→ **EXERCISE AIM**:
Repeat each entry word for word. Leave any images out of the copy.

═══ INPUT DATA ═══

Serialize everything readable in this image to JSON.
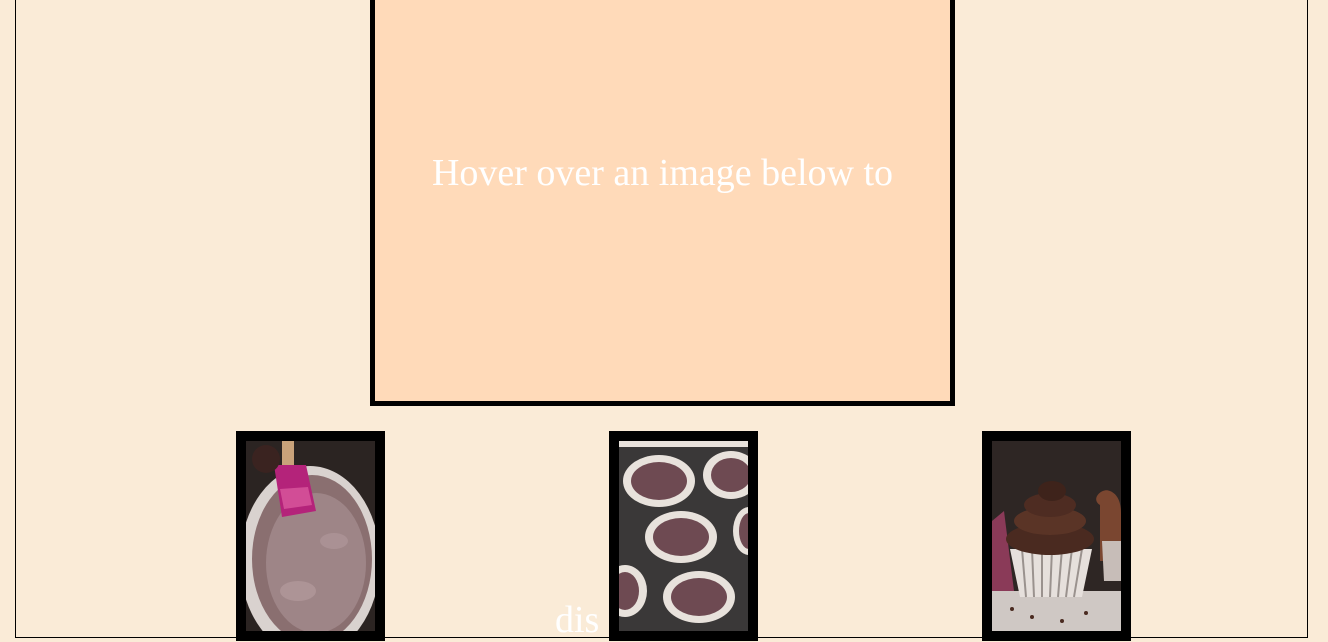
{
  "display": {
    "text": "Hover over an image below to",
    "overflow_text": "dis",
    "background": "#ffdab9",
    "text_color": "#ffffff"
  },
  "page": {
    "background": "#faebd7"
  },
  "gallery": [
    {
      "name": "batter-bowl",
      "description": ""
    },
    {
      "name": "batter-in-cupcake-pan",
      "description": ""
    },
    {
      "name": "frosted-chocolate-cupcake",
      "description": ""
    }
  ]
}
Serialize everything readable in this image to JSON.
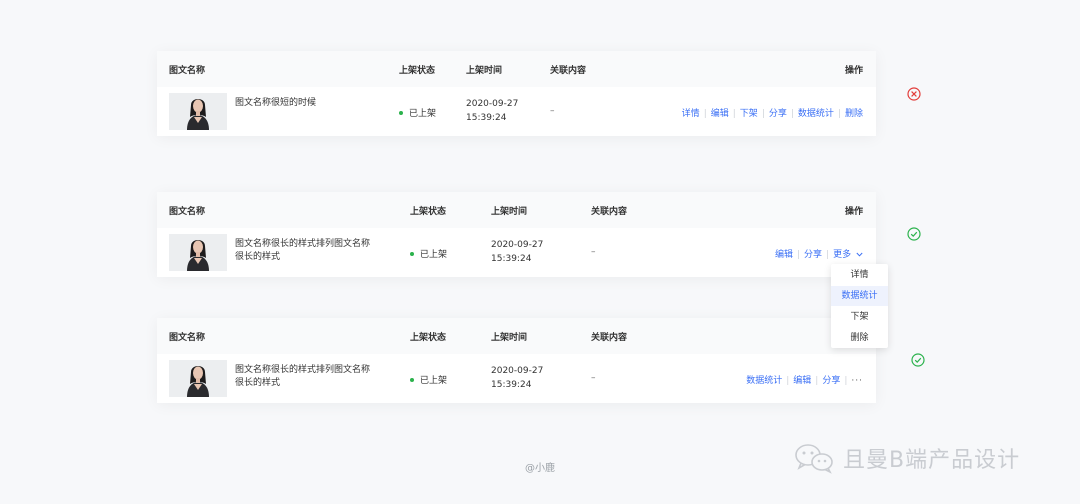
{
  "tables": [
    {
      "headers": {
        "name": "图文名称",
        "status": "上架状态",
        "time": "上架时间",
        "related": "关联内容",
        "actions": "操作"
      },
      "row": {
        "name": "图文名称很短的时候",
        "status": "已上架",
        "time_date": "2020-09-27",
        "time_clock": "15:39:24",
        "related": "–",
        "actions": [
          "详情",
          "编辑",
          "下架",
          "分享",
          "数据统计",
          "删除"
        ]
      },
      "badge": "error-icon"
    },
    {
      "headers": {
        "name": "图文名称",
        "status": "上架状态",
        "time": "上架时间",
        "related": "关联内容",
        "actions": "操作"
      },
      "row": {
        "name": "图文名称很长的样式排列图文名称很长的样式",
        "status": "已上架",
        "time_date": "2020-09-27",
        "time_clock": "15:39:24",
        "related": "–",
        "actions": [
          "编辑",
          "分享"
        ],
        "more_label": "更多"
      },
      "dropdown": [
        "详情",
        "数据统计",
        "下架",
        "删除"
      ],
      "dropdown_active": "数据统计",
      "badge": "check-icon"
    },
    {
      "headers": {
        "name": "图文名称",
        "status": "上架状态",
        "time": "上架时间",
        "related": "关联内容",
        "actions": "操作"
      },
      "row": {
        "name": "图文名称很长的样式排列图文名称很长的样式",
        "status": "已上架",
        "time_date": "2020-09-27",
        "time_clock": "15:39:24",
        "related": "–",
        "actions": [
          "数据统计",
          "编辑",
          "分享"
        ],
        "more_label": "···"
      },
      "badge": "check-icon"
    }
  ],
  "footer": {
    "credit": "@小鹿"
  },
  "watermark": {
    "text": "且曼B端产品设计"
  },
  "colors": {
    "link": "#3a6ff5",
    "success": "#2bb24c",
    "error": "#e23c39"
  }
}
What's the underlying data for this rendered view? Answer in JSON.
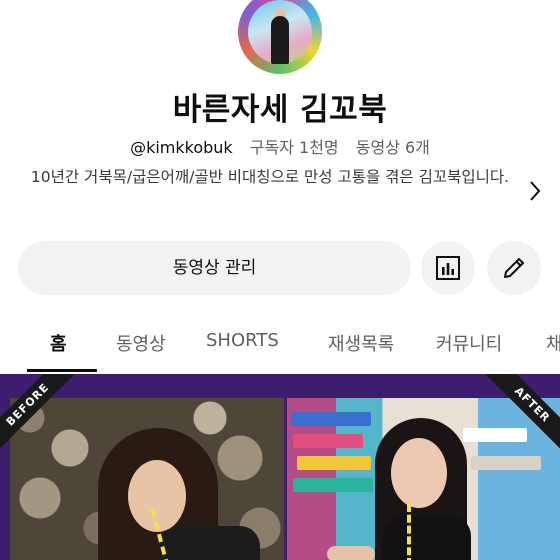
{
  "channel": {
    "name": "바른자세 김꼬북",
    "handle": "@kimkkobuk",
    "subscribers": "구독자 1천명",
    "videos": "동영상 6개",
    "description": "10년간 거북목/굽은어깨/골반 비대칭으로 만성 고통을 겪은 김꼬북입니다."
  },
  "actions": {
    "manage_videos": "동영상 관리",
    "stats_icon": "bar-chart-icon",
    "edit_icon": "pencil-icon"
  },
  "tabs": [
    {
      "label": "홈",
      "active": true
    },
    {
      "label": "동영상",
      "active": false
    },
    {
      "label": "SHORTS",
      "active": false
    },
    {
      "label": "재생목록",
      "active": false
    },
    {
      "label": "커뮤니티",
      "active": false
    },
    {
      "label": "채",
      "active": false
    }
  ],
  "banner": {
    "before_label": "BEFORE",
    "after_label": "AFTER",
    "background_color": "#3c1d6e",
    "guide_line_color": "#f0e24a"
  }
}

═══

→ **RESULT OF THIS TASK**:
Serialize everything readable in this image to JSON.
{
  "display": {
    "text": "Hover over an image below to",
    "overflow_text": "dis",
    "background": "#ffdab9",
    "text_color": "#ffffff"
  },
  "page": {
    "background": "#faebd7"
  },
  "gallery": [
    {
      "name": "batter-bowl",
      "description": ""
    },
    {
      "name": "batter-in-cupcake-pan",
      "description": ""
    },
    {
      "name": "frosted-chocolate-cupcake",
      "description": ""
    }
  ]
}
Serialize everything readable in this image to JSON.
{
  "tables": [
    {
      "headers": {
        "name": "图文名称",
        "status": "上架状态",
        "time": "上架时间",
        "related": "关联内容",
        "actions": "操作"
      },
      "row": {
        "name": "图文名称很短的时候",
        "status": "已上架",
        "time_date": "2020-09-27",
        "time_clock": "15:39:24",
        "related": "–",
        "actions": [
          "详情",
          "编辑",
          "下架",
          "分享",
          "数据统计",
          "删除"
        ]
      },
      "badge": "error-icon"
    },
    {
      "headers": {
        "name": "图文名称",
        "status": "上架状态",
        "time": "上架时间",
        "related": "关联内容",
        "actions": "操作"
      },
      "row": {
        "name": "图文名称很长的样式排列图文名称很长的样式",
        "status": "已上架",
        "time_date": "2020-09-27",
        "time_clock": "15:39:24",
        "related": "–",
        "actions": [
          "编辑",
          "分享"
        ],
        "more_label": "更多"
      },
      "dropdown": [
        "详情",
        "数据统计",
        "下架",
        "删除"
      ],
      "dropdown_active": "数据统计",
      "badge": "check-icon"
    },
    {
      "headers": {
        "name": "图文名称",
        "status": "上架状态",
        "time": "上架时间",
        "related": "关联内容",
        "actions": "操作"
      },
      "row": {
        "name": "图文名称很长的样式排列图文名称很长的样式",
        "status": "已上架",
        "time_date": "2020-09-27",
        "time_clock": "15:39:24",
        "related": "–",
        "actions": [
          "数据统计",
          "编辑",
          "分享"
        ],
        "more_label": "···"
      },
      "badge": "check-icon"
    }
  ],
  "footer": {
    "credit": "@小鹿"
  },
  "watermark": {
    "text": "且曼B端产品设计"
  },
  "colors": {
    "link": "#3a6ff5",
    "success": "#2bb24c",
    "error": "#e23c39"
  }
}
What's the underlying data for this rendered view? Answer in JSON.
{
  "channel": {
    "name": "바른자세 김꼬북",
    "handle": "@kimkkobuk",
    "subscribers": "구독자 1천명",
    "videos": "동영상 6개",
    "description": "10년간 거북목/굽은어깨/골반 비대칭으로 만성 고통을 겪은 김꼬북입니다."
  },
  "actions": {
    "manage_videos": "동영상 관리",
    "stats_icon": "bar-chart-icon",
    "edit_icon": "pencil-icon"
  },
  "tabs": [
    {
      "label": "홈",
      "active": true
    },
    {
      "label": "동영상",
      "active": false
    },
    {
      "label": "SHORTS",
      "active": false
    },
    {
      "label": "재생목록",
      "active": false
    },
    {
      "label": "커뮤니티",
      "active": false
    },
    {
      "label": "채",
      "active": false
    }
  ],
  "banner": {
    "before_label": "BEFORE",
    "after_label": "AFTER",
    "background_color": "#3c1d6e",
    "guide_line_color": "#f0e24a"
  }
}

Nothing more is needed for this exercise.